Elia is known as the "unofficially official nude beach," where clothing is optional, but having fun is not! This is a hotspot for the local and visiting LGBTQ+ community, and the beach is packed with sunbeds, places to grab a cocktail, and even spots where you can hire a boat. Travelers wanting to make the most of this stunning, sandy beach can book a stay in one of the popular beachside resorts.
We've mentioned tavernas a couple of times, and that's because a traditional taverna is the best way to sample real Greek flavors. Many of these establishments are family-run and handed down throughout the generations. Ask your server about any special dishes, and look out for local treats such as kopanisti, a peppery cheese, or kremidopita, a cheese and onion pie often served around Easter time.
It's hard to describe the experience of swimming in the Aegean if you've never been. The water is very salty, so floating is often easier, and it's so clear that snorkeling is a cinch. Local and nationwide conservation schemes mean that there's so much life to see in these waters. You can go into the sea with your snorkel just about anywhere, but some of the best spots include Psarou Beach, Paraga Beach, and Fragias Beach. Lucky snorkelers may even spot a sea turtle!
Chora, or Mykonos Town, offers so many shops where you can buy keepsakes to remember your Greek island getaway. Shops selling culinary items like local olives, oils, and spices rub shoulders with fine jewelry stores. A top destination in town for souvenirs is the Matoyianni Street, a beautiful, winding marketplace showcasing the best in Miconian style.
One of the best ways to immerse yourself in the culture of a place is to visit a local festival. Depending on when you visit Mykonos, you may get the chance to see the feast at Panagia Tourliani in Ano Mera, the celebration of Agia Paraskevi, or the musical Harvest Festival. There is also an annual festival celebrating the LGBTQ+ community, which attracts visitors from all over the world.
The Church of Paraportiani, known locally as Panagia Paraportiani, might be the most photographed church anywhere on Mykonos. Situated right by the sea, this whitewashed structure is actually a complex of five smaller churches that were built over many centuries. The earliest building is from the 14th century, so this is a must for anyone interested in the history of the island.
Are we mentioning food again?

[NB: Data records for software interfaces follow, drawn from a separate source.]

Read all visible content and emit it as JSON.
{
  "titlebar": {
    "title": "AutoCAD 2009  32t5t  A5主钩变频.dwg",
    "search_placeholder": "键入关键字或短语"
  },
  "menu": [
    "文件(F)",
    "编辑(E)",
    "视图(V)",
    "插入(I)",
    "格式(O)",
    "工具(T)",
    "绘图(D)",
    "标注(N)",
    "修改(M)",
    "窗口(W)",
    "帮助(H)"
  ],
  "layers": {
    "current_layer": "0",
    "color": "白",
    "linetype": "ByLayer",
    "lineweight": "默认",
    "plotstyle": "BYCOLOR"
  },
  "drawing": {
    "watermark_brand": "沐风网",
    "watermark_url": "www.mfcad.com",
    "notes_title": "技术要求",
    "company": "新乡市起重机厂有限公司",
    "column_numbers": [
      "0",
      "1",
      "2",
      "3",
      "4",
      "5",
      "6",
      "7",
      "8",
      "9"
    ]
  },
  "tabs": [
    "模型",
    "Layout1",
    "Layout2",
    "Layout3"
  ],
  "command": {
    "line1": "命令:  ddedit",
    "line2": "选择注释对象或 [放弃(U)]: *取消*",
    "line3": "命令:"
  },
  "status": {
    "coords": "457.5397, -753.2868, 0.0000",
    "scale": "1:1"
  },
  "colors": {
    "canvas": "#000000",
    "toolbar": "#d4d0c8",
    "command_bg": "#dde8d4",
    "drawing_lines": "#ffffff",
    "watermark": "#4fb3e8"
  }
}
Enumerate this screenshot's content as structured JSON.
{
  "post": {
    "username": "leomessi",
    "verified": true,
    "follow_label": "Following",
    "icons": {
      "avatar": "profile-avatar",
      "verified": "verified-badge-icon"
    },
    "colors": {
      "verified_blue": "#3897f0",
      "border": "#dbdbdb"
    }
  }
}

Yes! Greek food is a cuisine that's so easy to fall in love with, so why not go the extra step and learn to make it yourself? Impress your friends and family by presenting them with hand-cooked souvlaki, gyros, or traditionally baked Greek bread. Classes are based all over the island, so check with your tour operator or ask locally for the best options.
Thrill seekers need look no further than the many beaches of Mykonos to get their adrenaline fix. Jet skiing, wakeboarding, tubes, banana boats, and kayaking are just a few of the activities on offer. For the ultimate adventure, ask a local operator about Flyboarding, an instructor-guided activity where pressurized water shoots you into the air, just like a jet pack!